## Task goal
Only the lines holding the string "title" are needed; copy each of them from the data.

******

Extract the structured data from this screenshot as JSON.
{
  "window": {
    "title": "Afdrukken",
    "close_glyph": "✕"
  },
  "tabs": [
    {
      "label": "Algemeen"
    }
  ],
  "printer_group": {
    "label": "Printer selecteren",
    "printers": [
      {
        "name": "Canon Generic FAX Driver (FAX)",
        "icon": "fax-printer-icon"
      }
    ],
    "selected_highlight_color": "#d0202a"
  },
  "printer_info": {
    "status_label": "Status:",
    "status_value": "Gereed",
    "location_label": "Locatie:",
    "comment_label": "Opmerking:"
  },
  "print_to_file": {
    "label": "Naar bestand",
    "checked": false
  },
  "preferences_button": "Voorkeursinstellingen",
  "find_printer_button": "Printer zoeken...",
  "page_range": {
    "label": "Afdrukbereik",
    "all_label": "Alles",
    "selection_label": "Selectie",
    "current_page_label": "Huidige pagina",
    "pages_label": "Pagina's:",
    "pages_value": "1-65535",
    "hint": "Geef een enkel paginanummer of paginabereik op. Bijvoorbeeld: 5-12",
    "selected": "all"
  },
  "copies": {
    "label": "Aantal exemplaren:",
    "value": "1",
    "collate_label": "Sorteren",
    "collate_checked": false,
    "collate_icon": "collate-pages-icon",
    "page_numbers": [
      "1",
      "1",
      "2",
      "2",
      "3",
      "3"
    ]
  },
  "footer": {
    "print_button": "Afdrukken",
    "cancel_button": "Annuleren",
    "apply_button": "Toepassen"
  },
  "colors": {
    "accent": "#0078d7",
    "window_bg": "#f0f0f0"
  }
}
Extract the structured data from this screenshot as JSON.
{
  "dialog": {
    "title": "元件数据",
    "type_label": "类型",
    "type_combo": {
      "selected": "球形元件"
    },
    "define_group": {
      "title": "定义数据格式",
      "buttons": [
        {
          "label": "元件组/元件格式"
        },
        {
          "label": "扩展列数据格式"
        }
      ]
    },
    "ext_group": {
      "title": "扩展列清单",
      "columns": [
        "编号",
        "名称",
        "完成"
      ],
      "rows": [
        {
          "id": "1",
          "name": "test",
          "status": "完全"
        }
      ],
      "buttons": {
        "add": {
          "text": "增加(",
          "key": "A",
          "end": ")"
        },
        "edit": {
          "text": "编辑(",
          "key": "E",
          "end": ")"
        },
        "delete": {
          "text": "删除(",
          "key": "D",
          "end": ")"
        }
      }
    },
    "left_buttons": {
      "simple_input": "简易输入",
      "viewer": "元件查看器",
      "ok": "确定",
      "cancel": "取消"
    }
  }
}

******

## Response box
    "title": "Afdrukken",
    "title": "元件数据",
      "title": "定义数据格式",
      "title": "扩展列清单",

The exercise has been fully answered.